So what is Workplace Pension Reform/Auto Enrolment?
You’ll probably be familiar with the concept of starting a new job and, after a period of time, having the opportunity to join the company pension fund. Well, it’s about to be turned completely on its head.
Starting from October 2012 every employer in the UK will be required to provide employees access to a workplace pension scheme, automatically enrolling them into this scheme whilst also being responsible for making a contribution to their employees’ pension fund.
Why are the government introducing this?
The UK has an ageing population and with people living longer the government has concerns that not enough people are saving for their future retirement aspirations. Workplace Pension Reforms will enable employees to start saving but all the responsibility, time and resource will be with the employer to comply.
So when does this impact my business?
Starting with large employers, over six years, businesses start getting ready and compliant. Employers will be issued with a date they must start compliance with Workplace Pension reforms. This is known as their ‘Staging Date’.
The great news for micro and small businesses is that you still have plenty of time to prepare, with employers with 30 employees or less starting to be phased in from 1 June 2015… but that doesn’t mean you should leave it to the last minute.
You can check your ‘Staging Date’ on www.thepensionsregulator.gov.uk/employers/staging-date-timeline.aspx
So what are my responsibilities as an employer?
Once you know when your business must comply, you’ll need to carry out an assessment on your employees (or ‘Workers’) to determine whether they are an ‘Eligible Jobholder’ who must be automatically enrolled in to your pension scheme, or an ‘Non-Eligible Jobholder’ who have a right to opt in or those who are ‘Entitled Workers’ who have a right to join.
Following this you’ll need to either check that your existing pension scheme (if indeed you have one) meets the criteria for a qualifying pension scheme, or alternatively you must find one.
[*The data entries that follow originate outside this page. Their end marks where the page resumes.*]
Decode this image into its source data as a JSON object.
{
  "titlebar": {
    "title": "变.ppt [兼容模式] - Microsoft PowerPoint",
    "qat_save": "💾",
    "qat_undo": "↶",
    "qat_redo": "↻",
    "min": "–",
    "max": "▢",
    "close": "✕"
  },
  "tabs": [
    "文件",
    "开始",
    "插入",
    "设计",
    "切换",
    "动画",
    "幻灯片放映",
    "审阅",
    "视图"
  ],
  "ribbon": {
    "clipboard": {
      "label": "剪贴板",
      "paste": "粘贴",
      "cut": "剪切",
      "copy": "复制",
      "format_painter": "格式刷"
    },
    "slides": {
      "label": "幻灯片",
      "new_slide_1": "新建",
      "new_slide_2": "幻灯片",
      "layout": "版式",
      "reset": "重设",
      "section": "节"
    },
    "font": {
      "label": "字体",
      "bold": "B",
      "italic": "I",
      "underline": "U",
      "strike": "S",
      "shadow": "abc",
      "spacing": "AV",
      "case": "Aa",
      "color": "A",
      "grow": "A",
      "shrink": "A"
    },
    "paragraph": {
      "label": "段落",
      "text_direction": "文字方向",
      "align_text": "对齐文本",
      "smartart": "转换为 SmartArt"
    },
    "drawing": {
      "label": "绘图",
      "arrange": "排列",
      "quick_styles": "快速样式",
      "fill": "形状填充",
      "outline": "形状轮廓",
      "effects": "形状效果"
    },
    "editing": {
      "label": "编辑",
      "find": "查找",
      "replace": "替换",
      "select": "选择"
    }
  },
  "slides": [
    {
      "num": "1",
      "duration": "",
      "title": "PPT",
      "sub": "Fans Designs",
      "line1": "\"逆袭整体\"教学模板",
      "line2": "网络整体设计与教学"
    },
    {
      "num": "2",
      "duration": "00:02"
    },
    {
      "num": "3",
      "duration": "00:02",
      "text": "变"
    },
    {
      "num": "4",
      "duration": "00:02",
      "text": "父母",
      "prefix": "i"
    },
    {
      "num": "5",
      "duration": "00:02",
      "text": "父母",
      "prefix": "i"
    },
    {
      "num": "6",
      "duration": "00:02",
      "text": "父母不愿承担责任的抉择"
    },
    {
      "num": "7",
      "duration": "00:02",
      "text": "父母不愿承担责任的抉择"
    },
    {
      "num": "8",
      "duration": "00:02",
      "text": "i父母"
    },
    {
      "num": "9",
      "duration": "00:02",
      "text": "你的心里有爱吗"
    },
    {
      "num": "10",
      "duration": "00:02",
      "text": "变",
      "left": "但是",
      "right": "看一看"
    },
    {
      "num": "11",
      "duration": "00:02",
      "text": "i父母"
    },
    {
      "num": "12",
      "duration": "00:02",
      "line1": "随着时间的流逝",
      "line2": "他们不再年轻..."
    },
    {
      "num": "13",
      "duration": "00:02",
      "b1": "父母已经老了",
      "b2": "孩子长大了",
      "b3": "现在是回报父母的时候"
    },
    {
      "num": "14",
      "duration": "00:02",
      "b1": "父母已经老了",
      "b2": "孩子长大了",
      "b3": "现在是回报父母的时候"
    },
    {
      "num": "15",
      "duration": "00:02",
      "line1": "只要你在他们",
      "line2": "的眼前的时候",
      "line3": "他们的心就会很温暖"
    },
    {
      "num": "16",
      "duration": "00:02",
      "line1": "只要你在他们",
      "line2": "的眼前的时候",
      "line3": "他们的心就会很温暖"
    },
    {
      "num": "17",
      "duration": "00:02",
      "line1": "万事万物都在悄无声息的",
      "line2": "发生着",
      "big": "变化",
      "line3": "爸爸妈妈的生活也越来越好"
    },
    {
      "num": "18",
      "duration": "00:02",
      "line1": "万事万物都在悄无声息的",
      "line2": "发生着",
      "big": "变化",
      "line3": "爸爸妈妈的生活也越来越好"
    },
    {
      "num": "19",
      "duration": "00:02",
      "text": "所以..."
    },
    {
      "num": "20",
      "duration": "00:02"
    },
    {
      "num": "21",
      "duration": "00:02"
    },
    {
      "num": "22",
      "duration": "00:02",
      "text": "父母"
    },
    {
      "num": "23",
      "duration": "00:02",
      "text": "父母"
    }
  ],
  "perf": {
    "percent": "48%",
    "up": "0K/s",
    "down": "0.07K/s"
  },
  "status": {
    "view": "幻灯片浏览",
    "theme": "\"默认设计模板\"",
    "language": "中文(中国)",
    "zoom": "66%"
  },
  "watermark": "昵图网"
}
It’s then going to be your responsibility as an employer to communicate to your employees to explain what Auto Enrolment is and what it means to them to be automatically enrolled.
Once you have automatically enrolled those employees that meet the right criteria, you’ll need to register with The Pensions Regulator, communicating and sharing specific information with them whilst keep records for up to 6 years. The employee is free to choose whether they remain opted in, or whether they wish to opt out.
Oh I and almost forgot… it’s also your responsibility to make a minimum contribution to your employees’ pension. It will start at 1% and over time will increase to 3% by 2018.
It sounds quite simple….doesn’t it?
Well I’ve got over 15 years of payroll experience and it’s taken a lot reading and absorbing the guidance and this is why I urge you to put aside sometime and get yourself prepared.
The Pensions Regulator Authority, whose job it is to raise employers’ awareness of their legal duties and how to comply, have broken it down into 7 steps to prepare for Auto Enrolment.